Element data from apps and pages:
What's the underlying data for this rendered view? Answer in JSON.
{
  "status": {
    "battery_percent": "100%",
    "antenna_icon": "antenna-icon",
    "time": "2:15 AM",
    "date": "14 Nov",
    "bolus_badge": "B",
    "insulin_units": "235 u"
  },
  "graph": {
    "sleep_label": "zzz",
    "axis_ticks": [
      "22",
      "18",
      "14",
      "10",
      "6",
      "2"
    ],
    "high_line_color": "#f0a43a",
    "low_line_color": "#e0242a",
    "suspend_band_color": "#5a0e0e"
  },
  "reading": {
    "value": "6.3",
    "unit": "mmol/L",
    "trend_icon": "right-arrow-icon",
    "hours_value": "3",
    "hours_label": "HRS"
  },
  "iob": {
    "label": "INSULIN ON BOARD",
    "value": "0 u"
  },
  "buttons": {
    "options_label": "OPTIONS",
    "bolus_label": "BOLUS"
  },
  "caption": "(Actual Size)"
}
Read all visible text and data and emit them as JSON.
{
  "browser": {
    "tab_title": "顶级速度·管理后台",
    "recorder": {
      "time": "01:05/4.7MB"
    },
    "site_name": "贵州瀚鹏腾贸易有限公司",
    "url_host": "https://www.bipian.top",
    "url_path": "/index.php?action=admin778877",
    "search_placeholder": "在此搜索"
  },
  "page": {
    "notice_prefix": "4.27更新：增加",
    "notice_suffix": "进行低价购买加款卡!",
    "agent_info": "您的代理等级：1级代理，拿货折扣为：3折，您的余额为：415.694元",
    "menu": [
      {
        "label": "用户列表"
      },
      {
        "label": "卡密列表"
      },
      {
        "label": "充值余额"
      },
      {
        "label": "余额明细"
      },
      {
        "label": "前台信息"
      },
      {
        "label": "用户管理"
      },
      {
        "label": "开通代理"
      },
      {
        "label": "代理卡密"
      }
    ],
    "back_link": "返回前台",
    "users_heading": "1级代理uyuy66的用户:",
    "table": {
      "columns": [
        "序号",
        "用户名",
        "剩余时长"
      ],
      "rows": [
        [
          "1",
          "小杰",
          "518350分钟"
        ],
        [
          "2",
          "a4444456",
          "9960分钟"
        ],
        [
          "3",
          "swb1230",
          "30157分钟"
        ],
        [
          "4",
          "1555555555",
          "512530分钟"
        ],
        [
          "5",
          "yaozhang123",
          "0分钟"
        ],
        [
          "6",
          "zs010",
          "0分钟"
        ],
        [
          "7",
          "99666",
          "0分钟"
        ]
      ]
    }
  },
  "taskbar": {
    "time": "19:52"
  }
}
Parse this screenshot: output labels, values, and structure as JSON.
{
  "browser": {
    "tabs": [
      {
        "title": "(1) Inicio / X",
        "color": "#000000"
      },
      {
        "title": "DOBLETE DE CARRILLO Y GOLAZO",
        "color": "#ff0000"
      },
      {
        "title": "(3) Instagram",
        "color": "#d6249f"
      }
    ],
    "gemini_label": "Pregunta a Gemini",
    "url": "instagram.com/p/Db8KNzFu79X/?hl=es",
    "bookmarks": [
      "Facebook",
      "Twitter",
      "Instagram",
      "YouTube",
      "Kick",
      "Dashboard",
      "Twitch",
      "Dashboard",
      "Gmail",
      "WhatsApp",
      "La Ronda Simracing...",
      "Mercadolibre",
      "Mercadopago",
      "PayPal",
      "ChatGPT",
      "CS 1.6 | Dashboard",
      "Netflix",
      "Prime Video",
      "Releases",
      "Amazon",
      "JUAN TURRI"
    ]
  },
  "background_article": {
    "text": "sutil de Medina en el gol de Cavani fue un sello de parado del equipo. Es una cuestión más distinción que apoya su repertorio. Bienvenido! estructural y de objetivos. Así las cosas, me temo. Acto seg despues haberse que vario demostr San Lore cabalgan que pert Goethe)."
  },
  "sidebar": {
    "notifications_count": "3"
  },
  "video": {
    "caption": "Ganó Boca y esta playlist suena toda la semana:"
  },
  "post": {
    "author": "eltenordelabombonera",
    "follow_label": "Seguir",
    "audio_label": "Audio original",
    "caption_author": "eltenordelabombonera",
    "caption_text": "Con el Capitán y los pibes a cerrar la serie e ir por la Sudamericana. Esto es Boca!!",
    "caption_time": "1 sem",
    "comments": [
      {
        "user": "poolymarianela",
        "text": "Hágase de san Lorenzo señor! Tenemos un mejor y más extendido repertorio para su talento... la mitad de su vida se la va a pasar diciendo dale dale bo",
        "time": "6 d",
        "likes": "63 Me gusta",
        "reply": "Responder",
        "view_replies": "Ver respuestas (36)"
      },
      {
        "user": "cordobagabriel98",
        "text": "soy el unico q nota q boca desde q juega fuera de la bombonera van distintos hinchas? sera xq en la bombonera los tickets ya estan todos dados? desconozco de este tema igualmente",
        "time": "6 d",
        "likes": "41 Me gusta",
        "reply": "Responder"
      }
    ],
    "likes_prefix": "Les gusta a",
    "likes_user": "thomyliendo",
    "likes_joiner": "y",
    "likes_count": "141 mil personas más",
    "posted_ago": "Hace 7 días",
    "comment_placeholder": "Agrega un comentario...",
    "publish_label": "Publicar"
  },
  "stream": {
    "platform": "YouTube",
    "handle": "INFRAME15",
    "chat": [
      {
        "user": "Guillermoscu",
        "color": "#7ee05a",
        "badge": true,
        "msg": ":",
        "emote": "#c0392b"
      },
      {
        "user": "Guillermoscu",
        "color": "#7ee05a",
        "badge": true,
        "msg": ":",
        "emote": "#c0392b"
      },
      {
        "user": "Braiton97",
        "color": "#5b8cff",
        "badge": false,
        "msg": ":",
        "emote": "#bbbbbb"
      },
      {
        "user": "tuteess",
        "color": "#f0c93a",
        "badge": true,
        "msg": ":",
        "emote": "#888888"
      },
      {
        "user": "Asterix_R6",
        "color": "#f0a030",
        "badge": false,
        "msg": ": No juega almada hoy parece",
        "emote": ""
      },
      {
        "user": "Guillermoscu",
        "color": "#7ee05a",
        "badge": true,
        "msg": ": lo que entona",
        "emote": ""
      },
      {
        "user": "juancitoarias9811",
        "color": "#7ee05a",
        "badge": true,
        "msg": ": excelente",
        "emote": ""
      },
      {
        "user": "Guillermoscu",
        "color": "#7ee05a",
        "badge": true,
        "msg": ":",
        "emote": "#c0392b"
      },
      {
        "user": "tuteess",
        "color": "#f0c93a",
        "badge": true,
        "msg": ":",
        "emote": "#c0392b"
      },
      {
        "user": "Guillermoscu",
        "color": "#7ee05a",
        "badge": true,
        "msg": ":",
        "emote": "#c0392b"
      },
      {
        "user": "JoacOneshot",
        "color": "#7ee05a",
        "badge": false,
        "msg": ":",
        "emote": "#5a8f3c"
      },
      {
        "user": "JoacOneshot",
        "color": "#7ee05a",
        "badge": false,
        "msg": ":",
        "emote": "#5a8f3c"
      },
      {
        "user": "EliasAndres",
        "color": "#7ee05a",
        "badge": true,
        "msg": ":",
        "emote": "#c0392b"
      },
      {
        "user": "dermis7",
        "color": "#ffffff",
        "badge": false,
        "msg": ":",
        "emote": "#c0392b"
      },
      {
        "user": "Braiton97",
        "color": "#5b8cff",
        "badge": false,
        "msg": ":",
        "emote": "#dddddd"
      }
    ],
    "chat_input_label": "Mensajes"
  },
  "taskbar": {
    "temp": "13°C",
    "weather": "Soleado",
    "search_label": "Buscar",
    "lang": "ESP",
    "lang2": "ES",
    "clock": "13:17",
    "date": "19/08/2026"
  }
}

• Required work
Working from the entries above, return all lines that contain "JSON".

• Response area
What's the underlying data for this rendered view? Answer in JSON.
Read all visible text and data and emit them as JSON.
Parse this screenshot: output labels, values, and structure as JSON.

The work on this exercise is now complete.